* PROBLEM TO SOLVE:
Line by line, give the data again exactly as it appears, but without pictures.
+++++
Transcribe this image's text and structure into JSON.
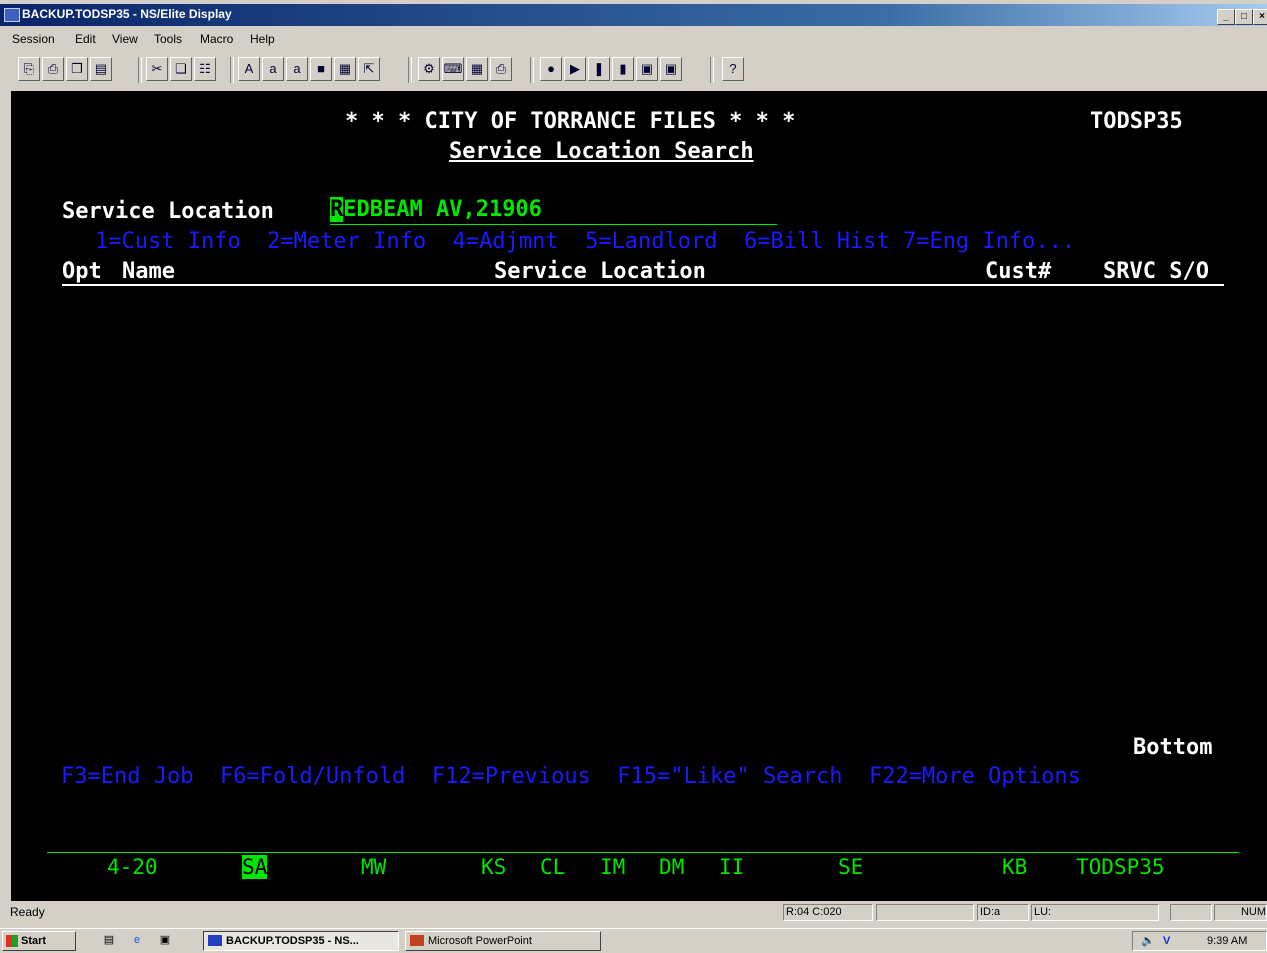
{
  "window": {
    "title": "BACKUP.TODSP35 - NS/Elite Display"
  },
  "menu": [
    "Session",
    "Edit",
    "View",
    "Tools",
    "Macro",
    "Help"
  ],
  "screen": {
    "header": "* * * CITY OF TORRANCE FILES * * *",
    "program_id": "TODSP35",
    "subtitle": "Service Location Search",
    "field_label": "Service Location",
    "field_cursor_char": "R",
    "field_value": "EDBEAM AV,21906",
    "options_line": "1=Cust Info  2=Meter Info  4=Adjmnt  5=Landlord  6=Bill Hist 7=Eng Info...",
    "col_opt": "Opt",
    "col_name": "Name",
    "col_service_location": "Service Location",
    "col_cust": "Cust#",
    "col_srvc": "SRVC S/O",
    "bottom": "Bottom",
    "fkeys": "F3=End Job  F6=Fold/Unfold  F12=Previous  F15=\"Like\" Search  F22=More Options"
  },
  "indicator_line": {
    "items": [
      "4-20",
      "SA",
      "MW",
      "KS",
      "CL",
      "IM",
      "DM",
      "II",
      "SE",
      "KB",
      "TODSP35"
    ]
  },
  "statusbar": {
    "status": "Ready",
    "cursor_pos": "R:04 C:020",
    "id": "ID:a",
    "lu": "LU:",
    "num": "NUM"
  },
  "taskbar": {
    "start": "Start",
    "tasks": [
      "BACKUP.TODSP35 - NS...",
      "Microsoft PowerPoint"
    ],
    "clock": "9:39 AM"
  }
}
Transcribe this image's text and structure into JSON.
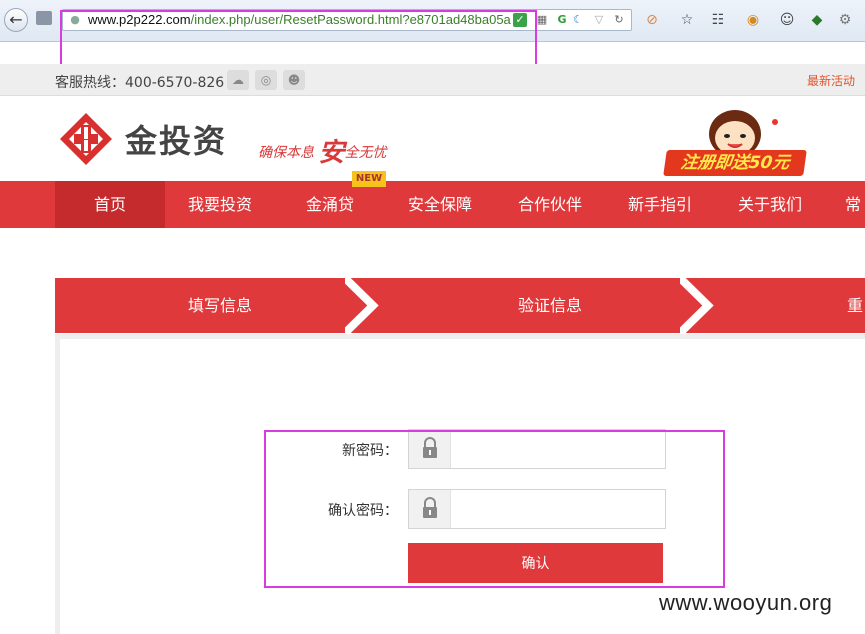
{
  "browser": {
    "url_host": "www.p2p222.com",
    "url_path": "/index.php/user/ResetPassword.html?e8701ad48ba05a"
  },
  "info_strip": {
    "hotline": "客服热线：400-6570-826",
    "latest_activity": "最新活动"
  },
  "header": {
    "logo_text": "金投资",
    "slogan_pre": "确保本息",
    "slogan_big": "安",
    "slogan_post": "全无忧",
    "promo_text": "注册即送50元"
  },
  "nav": {
    "items": [
      {
        "label": "首页"
      },
      {
        "label": "我要投资"
      },
      {
        "label": "金涌贷"
      },
      {
        "label": "安全保障"
      },
      {
        "label": "合作伙伴"
      },
      {
        "label": "新手指引"
      },
      {
        "label": "关于我们"
      },
      {
        "label": "常"
      }
    ],
    "badge": "NEW"
  },
  "steps": [
    {
      "label": "填写信息"
    },
    {
      "label": "验证信息"
    },
    {
      "label": "重"
    }
  ],
  "form": {
    "new_password_label": "新密码：",
    "confirm_password_label": "确认密码：",
    "new_password_value": "",
    "confirm_password_value": "",
    "submit_label": "确认"
  },
  "watermark": "www.wooyun.org",
  "colors": {
    "brand_red": "#e0393b",
    "annotation": "#d83be0"
  }
}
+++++
* SOLUTION TO THIS TASK:
Transcribe this image's text and structure into JSON.
{
  "window": {
    "title": "BACKUP.TODSP35 - NS/Elite Display"
  },
  "menu": [
    "Session",
    "Edit",
    "View",
    "Tools",
    "Macro",
    "Help"
  ],
  "screen": {
    "header": "* * * CITY OF TORRANCE FILES * * *",
    "program_id": "TODSP35",
    "subtitle": "Service Location Search",
    "field_label": "Service Location",
    "field_cursor_char": "R",
    "field_value": "EDBEAM AV,21906",
    "options_line": "1=Cust Info  2=Meter Info  4=Adjmnt  5=Landlord  6=Bill Hist 7=Eng Info...",
    "col_opt": "Opt",
    "col_name": "Name",
    "col_service_location": "Service Location",
    "col_cust": "Cust#",
    "col_srvc": "SRVC S/O",
    "bottom": "Bottom",
    "fkeys": "F3=End Job  F6=Fold/Unfold  F12=Previous  F15=\"Like\" Search  F22=More Options"
  },
  "indicator_line": {
    "items": [
      "4-20",
      "SA",
      "MW",
      "KS",
      "CL",
      "IM",
      "DM",
      "II",
      "SE",
      "KB",
      "TODSP35"
    ]
  },
  "statusbar": {
    "status": "Ready",
    "cursor_pos": "R:04 C:020",
    "id": "ID:a",
    "lu": "LU:",
    "num": "NUM"
  },
  "taskbar": {
    "start": "Start",
    "tasks": [
      "BACKUP.TODSP35 - NS...",
      "Microsoft PowerPoint"
    ],
    "clock": "9:39 AM"
  }
}
Transcribe this image's text and structure into JSON.
{
  "browser": {
    "url_host": "www.p2p222.com",
    "url_path": "/index.php/user/ResetPassword.html?e8701ad48ba05a"
  },
  "info_strip": {
    "hotline": "客服热线：400-6570-826",
    "latest_activity": "最新活动"
  },
  "header": {
    "logo_text": "金投资",
    "slogan_pre": "确保本息",
    "slogan_big": "安",
    "slogan_post": "全无忧",
    "promo_text": "注册即送50元"
  },
  "nav": {
    "items": [
      {
        "label": "首页"
      },
      {
        "label": "我要投资"
      },
      {
        "label": "金涌贷"
      },
      {
        "label": "安全保障"
      },
      {
        "label": "合作伙伴"
      },
      {
        "label": "新手指引"
      },
      {
        "label": "关于我们"
      },
      {
        "label": "常"
      }
    ],
    "badge": "NEW"
  },
  "steps": [
    {
      "label": "填写信息"
    },
    {
      "label": "验证信息"
    },
    {
      "label": "重"
    }
  ],
  "form": {
    "new_password_label": "新密码：",
    "confirm_password_label": "确认密码：",
    "new_password_value": "",
    "confirm_password_value": "",
    "submit_label": "确认"
  },
  "watermark": "www.wooyun.org",
  "colors": {
    "brand_red": "#e0393b",
    "annotation": "#d83be0"
  }
}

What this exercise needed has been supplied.